Quote all of the data exactly as given. Skip every picture it contains.

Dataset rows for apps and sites
- Opening Delimiter -

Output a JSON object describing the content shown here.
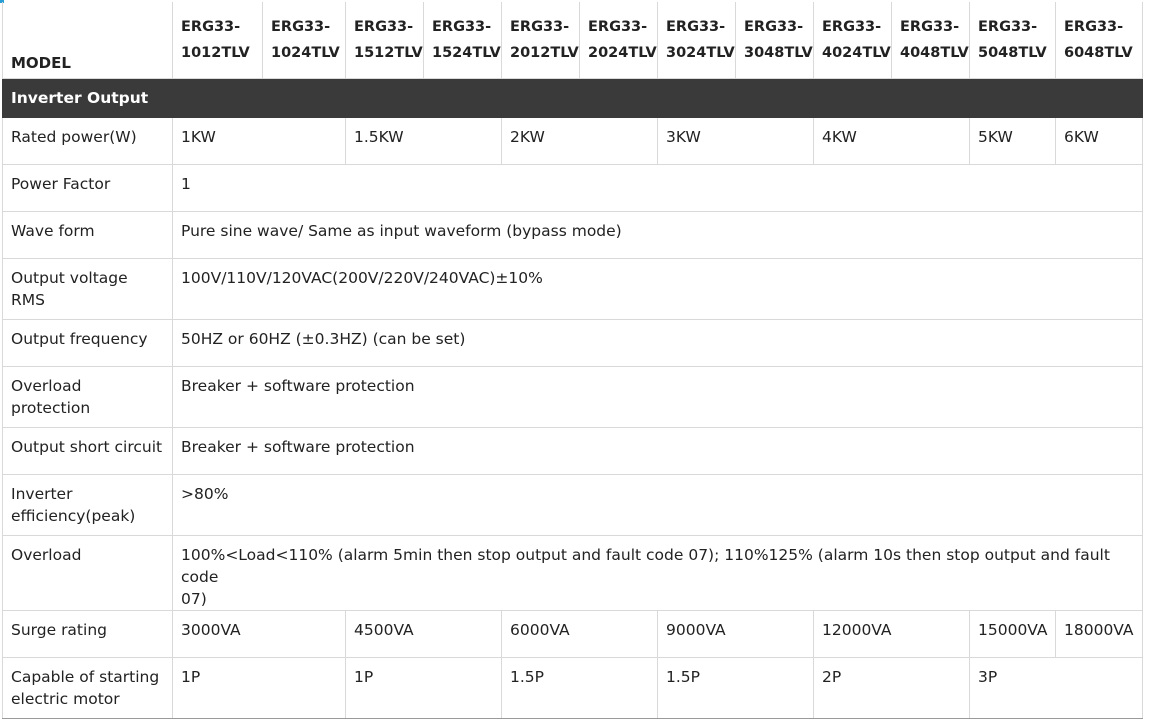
{
  "header": {
    "model_label": "MODEL",
    "models": [
      [
        "ERG33-",
        "1012TLV"
      ],
      [
        "ERG33-",
        "1024TLV"
      ],
      [
        "ERG33-",
        "1512TLV"
      ],
      [
        "ERG33-",
        "1524TLV"
      ],
      [
        "ERG33-",
        "2012TLV"
      ],
      [
        "ERG33-",
        "2024TLV"
      ],
      [
        "ERG33-",
        "3024TLV"
      ],
      [
        "ERG33-",
        "3048TLV"
      ],
      [
        "ERG33-",
        "4024TLV"
      ],
      [
        "ERG33-",
        "4048TLV"
      ],
      [
        "ERG33-",
        "5048TLV"
      ],
      [
        "ERG33-",
        "6048TLV"
      ]
    ]
  },
  "section_title": "Inverter Output",
  "rows": {
    "rated_power": {
      "label": "Rated power(W)",
      "values": [
        "1KW",
        "1.5KW",
        "2KW",
        "3KW",
        "4KW",
        "5KW",
        "6KW"
      ]
    },
    "power_factor": {
      "label": "Power Factor",
      "value": "1"
    },
    "wave_form": {
      "label": "Wave form",
      "value": "Pure sine wave/ Same as input waveform (bypass mode)"
    },
    "output_voltage": {
      "label_1": "Output voltage",
      "label_2": "RMS",
      "value": "100V/110V/120VAC(200V/220V/240VAC)±10%"
    },
    "output_frequency": {
      "label": "Output frequency",
      "value": "50HZ or 60HZ (±0.3HZ) (can be set)"
    },
    "overload_protection": {
      "label_1": "Overload",
      "label_2": "protection",
      "value": "Breaker + software protection"
    },
    "output_short_circuit": {
      "label": "Output short circuit",
      "value": "Breaker + software protection"
    },
    "inverter_efficiency": {
      "label_1": "Inverter",
      "label_2": "efficiency(peak)",
      "value": ">80%"
    },
    "overload": {
      "label": "Overload",
      "value_1": "100%<Load<110% (alarm 5min then stop output and fault code 07); 110%125% (alarm 10s then stop output and fault code",
      "value_2": "07)"
    },
    "surge_rating": {
      "label": "Surge rating",
      "values": [
        "3000VA",
        "4500VA",
        "6000VA",
        "9000VA",
        "12000VA",
        "15000VA",
        "18000VA"
      ]
    },
    "starting_motor": {
      "label_1": "Capable of starting",
      "label_2": "electric motor",
      "values": [
        "1P",
        "1P",
        "1.5P",
        "1.5P",
        "2P",
        "3P"
      ]
    }
  },
  "colors": {
    "section_bg": "#3a3a3a",
    "section_text": "#ffffff",
    "border": "#d9d9d9",
    "text": "#222222"
  }
}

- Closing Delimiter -

Reply:
Output a JSON object describing the content shown here.
{
  "header": {
    "model_label": "MODEL",
    "models": [
      [
        "ERG33-",
        "1012TLV"
      ],
      [
        "ERG33-",
        "1024TLV"
      ],
      [
        "ERG33-",
        "1512TLV"
      ],
      [
        "ERG33-",
        "1524TLV"
      ],
      [
        "ERG33-",
        "2012TLV"
      ],
      [
        "ERG33-",
        "2024TLV"
      ],
      [
        "ERG33-",
        "3024TLV"
      ],
      [
        "ERG33-",
        "3048TLV"
      ],
      [
        "ERG33-",
        "4024TLV"
      ],
      [
        "ERG33-",
        "4048TLV"
      ],
      [
        "ERG33-",
        "5048TLV"
      ],
      [
        "ERG33-",
        "6048TLV"
      ]
    ]
  },
  "section_title": "Inverter Output",
  "rows": {
    "rated_power": {
      "label": "Rated power(W)",
      "values": [
        "1KW",
        "1.5KW",
        "2KW",
        "3KW",
        "4KW",
        "5KW",
        "6KW"
      ]
    },
    "power_factor": {
      "label": "Power Factor",
      "value": "1"
    },
    "wave_form": {
      "label": "Wave form",
      "value": "Pure sine wave/ Same as input waveform (bypass mode)"
    },
    "output_voltage": {
      "label_1": "Output voltage",
      "label_2": "RMS",
      "value": "100V/110V/120VAC(200V/220V/240VAC)±10%"
    },
    "output_frequency": {
      "label": "Output frequency",
      "value": "50HZ or 60HZ (±0.3HZ) (can be set)"
    },
    "overload_protection": {
      "label_1": "Overload",
      "label_2": "protection",
      "value": "Breaker + software protection"
    },
    "output_short_circuit": {
      "label": "Output short circuit",
      "value": "Breaker + software protection"
    },
    "inverter_efficiency": {
      "label_1": "Inverter",
      "label_2": "efficiency(peak)",
      "value": ">80%"
    },
    "overload": {
      "label": "Overload",
      "value_1": "100%<Load<110% (alarm 5min then stop output and fault code 07); 110%125% (alarm 10s then stop output and fault code",
      "value_2": "07)"
    },
    "surge_rating": {
      "label": "Surge rating",
      "values": [
        "3000VA",
        "4500VA",
        "6000VA",
        "9000VA",
        "12000VA",
        "15000VA",
        "18000VA"
      ]
    },
    "starting_motor": {
      "label_1": "Capable of starting",
      "label_2": "electric motor",
      "values": [
        "1P",
        "1P",
        "1.5P",
        "1.5P",
        "2P",
        "3P"
      ]
    }
  },
  "colors": {
    "section_bg": "#3a3a3a",
    "section_text": "#ffffff",
    "border": "#d9d9d9",
    "text": "#222222"
  }
}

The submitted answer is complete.